Exercise directions: Line count for "JSON": report how many lines in this material hold that string, with the number alone as the answer.

--

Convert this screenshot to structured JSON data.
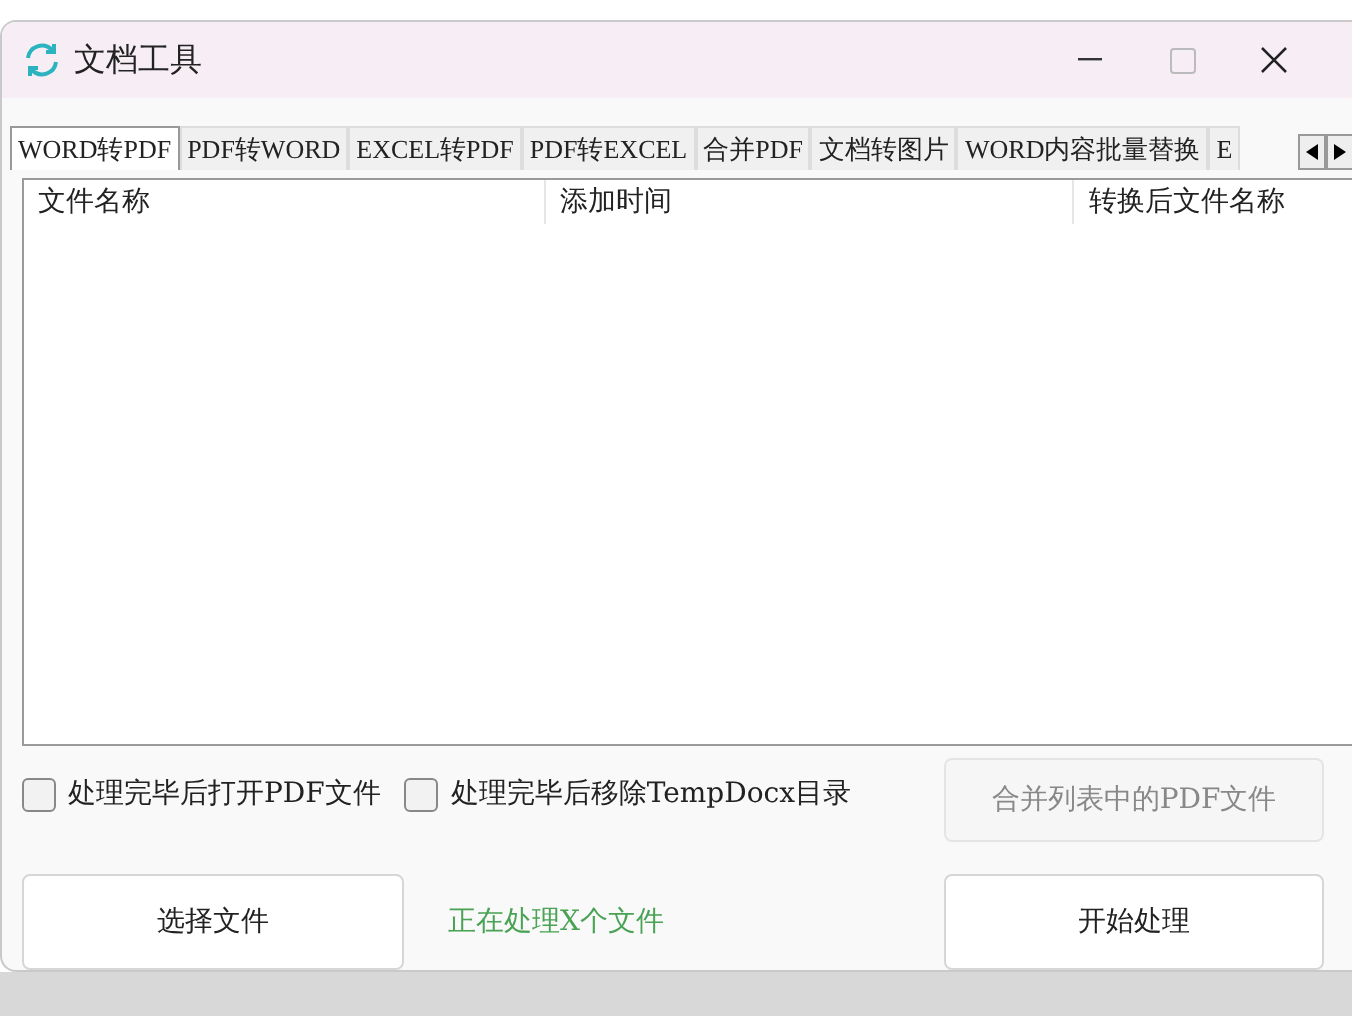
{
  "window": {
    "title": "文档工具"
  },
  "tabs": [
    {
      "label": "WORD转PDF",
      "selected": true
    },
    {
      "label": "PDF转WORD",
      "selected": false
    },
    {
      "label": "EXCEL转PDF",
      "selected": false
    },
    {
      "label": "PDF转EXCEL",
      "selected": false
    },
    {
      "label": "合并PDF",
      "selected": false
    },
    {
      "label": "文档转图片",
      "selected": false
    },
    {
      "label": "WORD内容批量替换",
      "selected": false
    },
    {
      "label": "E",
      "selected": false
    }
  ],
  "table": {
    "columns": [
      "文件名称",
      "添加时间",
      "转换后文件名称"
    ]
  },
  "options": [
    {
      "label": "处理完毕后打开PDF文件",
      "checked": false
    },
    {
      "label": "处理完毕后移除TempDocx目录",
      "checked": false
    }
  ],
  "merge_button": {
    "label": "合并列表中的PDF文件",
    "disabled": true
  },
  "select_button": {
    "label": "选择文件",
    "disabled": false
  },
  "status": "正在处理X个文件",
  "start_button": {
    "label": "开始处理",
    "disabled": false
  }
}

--

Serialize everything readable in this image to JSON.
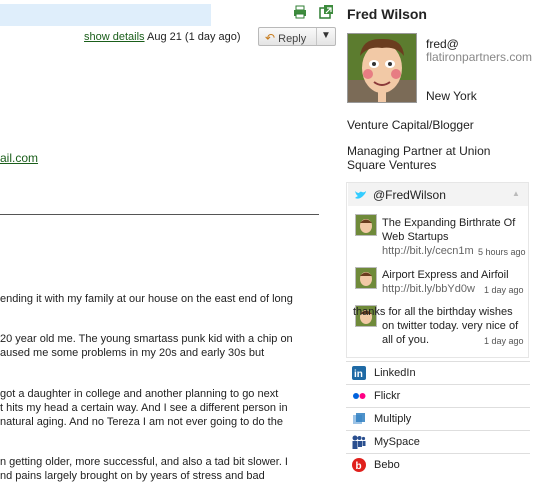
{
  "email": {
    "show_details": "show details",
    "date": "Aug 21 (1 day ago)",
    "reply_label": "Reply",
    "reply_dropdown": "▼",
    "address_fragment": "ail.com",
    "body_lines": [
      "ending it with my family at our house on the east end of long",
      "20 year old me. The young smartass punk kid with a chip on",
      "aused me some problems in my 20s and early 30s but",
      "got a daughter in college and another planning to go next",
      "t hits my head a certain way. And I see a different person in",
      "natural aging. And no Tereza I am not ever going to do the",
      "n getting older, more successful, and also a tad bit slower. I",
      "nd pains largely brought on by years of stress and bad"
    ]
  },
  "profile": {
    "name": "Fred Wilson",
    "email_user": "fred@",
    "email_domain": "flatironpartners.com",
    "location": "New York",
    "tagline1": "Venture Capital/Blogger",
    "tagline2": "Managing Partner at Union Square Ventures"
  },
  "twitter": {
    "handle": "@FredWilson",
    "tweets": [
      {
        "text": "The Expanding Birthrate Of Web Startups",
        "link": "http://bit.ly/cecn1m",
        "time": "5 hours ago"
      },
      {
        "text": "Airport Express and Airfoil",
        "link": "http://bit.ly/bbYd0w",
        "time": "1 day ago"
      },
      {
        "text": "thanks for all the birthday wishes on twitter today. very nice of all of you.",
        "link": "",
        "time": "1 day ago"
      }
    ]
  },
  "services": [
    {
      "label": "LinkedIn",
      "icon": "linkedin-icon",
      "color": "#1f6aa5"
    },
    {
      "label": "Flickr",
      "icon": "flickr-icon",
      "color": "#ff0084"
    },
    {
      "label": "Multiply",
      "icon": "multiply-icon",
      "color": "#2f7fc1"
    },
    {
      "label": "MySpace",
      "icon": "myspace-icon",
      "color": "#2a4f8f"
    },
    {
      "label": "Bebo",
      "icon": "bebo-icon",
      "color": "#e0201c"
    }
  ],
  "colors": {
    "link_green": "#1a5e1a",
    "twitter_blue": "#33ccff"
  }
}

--

Response to the exercise: 2